Engraving on fine laid paper
Size: (sheet) 22.7 x 29.2 cm; (plate) 21.3 x 27.3 cm.
Inscribed within the image (lower centre) 'Martinus Heemskerck Inventor” and numbered (lower right) “18”; (below the image borderline) four lines of Latin with the source shown (lower right) “Ac. Cap. 9.” New Hollstein (Dutch & Flemish) 205.II (Philips Galle); New Hollstein (Dutch & Flemish) 410.II (Maarten van Heemskerck)
See also the British Museum’s description of this pint: http://www.britishmuseum.org/research/collection_online/collection_object_details.aspx?objectId=3037644&partId=1&people=121583&peoA=121583-2-23&page=3
Condition: rich, well-inked impression in good condition with small margins. There are minor signs of soiling, otherwise the sheet is in remarkably good condition for its age
This print has been sold
Early biblical illustrations, such as this one, invariably portray several scenes from the relevant verses rather than focusing on a single scene. In this engraving designed by one of the most famous artists of the 16th century, Maarten van Heemskerck, the image is broken into three distinct cells containing different narratives ultimately leading to Saint Peter healing—resurrecting in truth—Tabitha. (I have proposed the specific text in the first post about this print.) To my eyes, this treatment of the multi-narratives in this illustration has all the elements of a theatrical stage production’s set design, in the sense of using missing walls to reveal the action within.

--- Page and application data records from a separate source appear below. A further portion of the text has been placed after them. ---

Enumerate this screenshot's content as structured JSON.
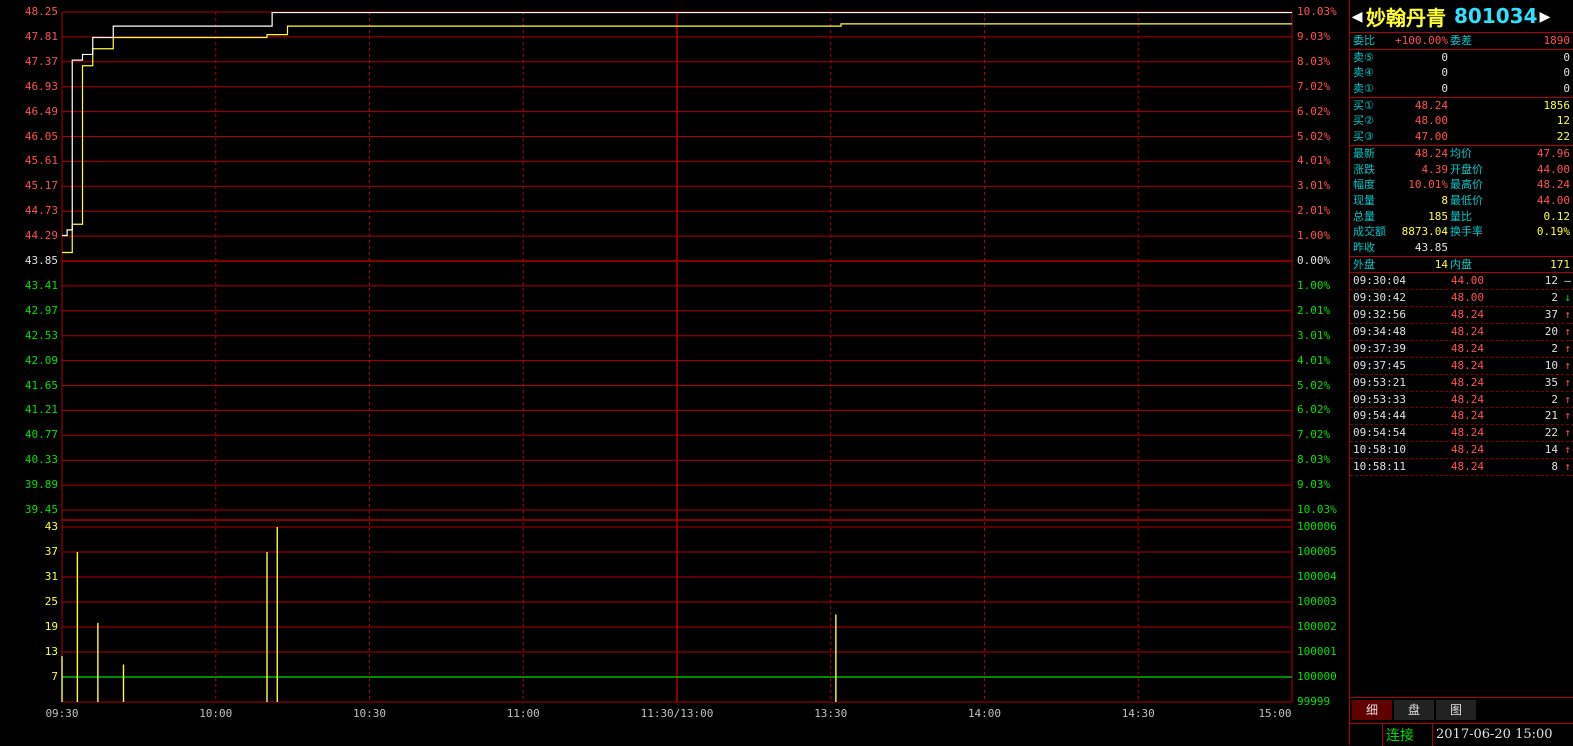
{
  "stock": {
    "name": "妙翰丹青",
    "code": "801034",
    "prev_arrow": "◀",
    "next_arrow": "▶"
  },
  "price_axis": {
    "left": [
      "48.25",
      "47.81",
      "47.37",
      "46.93",
      "46.49",
      "46.05",
      "45.61",
      "45.17",
      "44.73",
      "44.29",
      "43.85",
      "43.41",
      "42.97",
      "42.53",
      "42.09",
      "41.65",
      "41.21",
      "40.77",
      "40.33",
      "39.89",
      "39.45"
    ],
    "right": [
      "10.03%",
      "9.03%",
      "8.03%",
      "7.02%",
      "6.02%",
      "5.02%",
      "4.01%",
      "3.01%",
      "2.01%",
      "1.00%",
      "0.00%",
      "1.00%",
      "2.01%",
      "3.01%",
      "4.01%",
      "5.02%",
      "6.02%",
      "7.02%",
      "8.03%",
      "9.03%",
      "10.03%"
    ]
  },
  "volume_axis": {
    "left": [
      "43",
      "37",
      "31",
      "25",
      "19",
      "13",
      "7"
    ],
    "right": [
      "100006",
      "100005",
      "100004",
      "100003",
      "100002",
      "100001",
      "100000",
      "99999"
    ]
  },
  "time_axis": [
    "09:30",
    "10:00",
    "10:30",
    "11:00",
    "11:30/13:00",
    "13:30",
    "14:00",
    "14:30",
    "15:00"
  ],
  "colors": {
    "up": "#ff5050",
    "down": "#00e000",
    "grid": "#b00000",
    "price_line": "#ffffff",
    "avg_line": "#ffff30",
    "volume": "#ffff30",
    "flat": "#e0e0e0"
  },
  "chart_data": {
    "type": "line",
    "series": [
      {
        "values": [
          [
            0,
            44.3
          ],
          [
            1,
            44.4
          ],
          [
            2,
            47.4
          ],
          [
            4,
            47.5
          ],
          [
            6,
            47.8
          ],
          [
            10,
            48.0
          ],
          [
            40,
            48.0
          ],
          [
            41,
            48.24
          ],
          [
            240,
            48.24
          ]
        ]
      },
      {
        "values": [
          [
            0,
            44.0
          ],
          [
            2,
            44.5
          ],
          [
            4,
            47.3
          ],
          [
            6,
            47.6
          ],
          [
            10,
            47.8
          ],
          [
            40,
            47.85
          ],
          [
            44,
            48.0
          ],
          [
            150,
            48.0
          ],
          [
            152,
            48.04
          ],
          [
            240,
            48.04
          ]
        ]
      }
    ],
    "volume": [
      [
        0,
        12
      ],
      [
        3,
        37
      ],
      [
        7,
        20
      ],
      [
        12,
        10
      ],
      [
        40,
        37
      ],
      [
        42,
        43
      ],
      [
        151,
        22
      ]
    ],
    "volume_baseline": 100000,
    "ylim": [
      39.45,
      48.25
    ],
    "xlim": [
      0,
      240
    ]
  },
  "quote": {
    "weibi_label": "委比",
    "weibi": "+100.00%",
    "weicha_label": "委差",
    "weicha": "1890",
    "sell": [
      {
        "label": "卖⑤",
        "price": "0",
        "vol": "0"
      },
      {
        "label": "卖④",
        "price": "0",
        "vol": "0"
      },
      {
        "label": "卖①",
        "price": "0",
        "vol": "0"
      }
    ],
    "buy": [
      {
        "label": "买①",
        "price": "48.24",
        "vol": "1856"
      },
      {
        "label": "买②",
        "price": "48.00",
        "vol": "12"
      },
      {
        "label": "买③",
        "price": "47.00",
        "vol": "22"
      }
    ],
    "stats": [
      {
        "l1": "最新",
        "v1": "48.24",
        "c1": "red",
        "l2": "均价",
        "v2": "47.96",
        "c2": "red"
      },
      {
        "l1": "涨跌",
        "v1": "4.39",
        "c1": "red",
        "l2": "开盘价",
        "v2": "44.00",
        "c2": "red"
      },
      {
        "l1": "幅度",
        "v1": "10.01%",
        "c1": "red",
        "l2": "最高价",
        "v2": "48.24",
        "c2": "red"
      },
      {
        "l1": "现量",
        "v1": "8",
        "c1": "yellow",
        "l2": "最低价",
        "v2": "44.00",
        "c2": "red"
      },
      {
        "l1": "总量",
        "v1": "185",
        "c1": "yellow",
        "l2": "量比",
        "v2": "0.12",
        "c2": "yellow"
      },
      {
        "l1": "成交额",
        "v1": "8873.04",
        "c1": "yellow",
        "l2": "换手率",
        "v2": "0.19%",
        "c2": "yellow"
      },
      {
        "l1": "昨收",
        "v1": "43.85",
        "c1": "white",
        "l2": "",
        "v2": "",
        "c2": "white"
      }
    ],
    "waipan_label": "外盘",
    "waipan": "14",
    "neipan_label": "内盘",
    "neipan": "171"
  },
  "trades": [
    {
      "time": "09:30:04",
      "price": "44.00",
      "vol": "12",
      "dir": "—",
      "dc": "white"
    },
    {
      "time": "09:30:42",
      "price": "48.00",
      "vol": "2",
      "dir": "↓",
      "dc": "green"
    },
    {
      "time": "09:32:56",
      "price": "48.24",
      "vol": "37",
      "dir": "↑",
      "dc": "red"
    },
    {
      "time": "09:34:48",
      "price": "48.24",
      "vol": "20",
      "dir": "↑",
      "dc": "red"
    },
    {
      "time": "09:37:39",
      "price": "48.24",
      "vol": "2",
      "dir": "↑",
      "dc": "red"
    },
    {
      "time": "09:37:45",
      "price": "48.24",
      "vol": "10",
      "dir": "↑",
      "dc": "red"
    },
    {
      "time": "09:53:21",
      "price": "48.24",
      "vol": "35",
      "dir": "↑",
      "dc": "red"
    },
    {
      "time": "09:53:33",
      "price": "48.24",
      "vol": "2",
      "dir": "↑",
      "dc": "red"
    },
    {
      "time": "09:54:44",
      "price": "48.24",
      "vol": "21",
      "dir": "↑",
      "dc": "red"
    },
    {
      "time": "09:54:54",
      "price": "48.24",
      "vol": "22",
      "dir": "↑",
      "dc": "red"
    },
    {
      "time": "10:58:10",
      "price": "48.24",
      "vol": "14",
      "dir": "↑",
      "dc": "red"
    },
    {
      "time": "10:58:11",
      "price": "48.24",
      "vol": "8",
      "dir": "↑",
      "dc": "red"
    }
  ],
  "tabs": [
    "细",
    "盘",
    "图"
  ],
  "status": {
    "connection": "连接",
    "datetime": "2017-06-20 15:00"
  }
}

Beyond the management of the small narrative, what I find fascinating is the way that Heemskerck portrays the age of the building. For example, note how the columns and pedestals on the far left are portrayed in a state of deterioration. For me, they almost look like some masonry-eating rats had a good gnaw at them.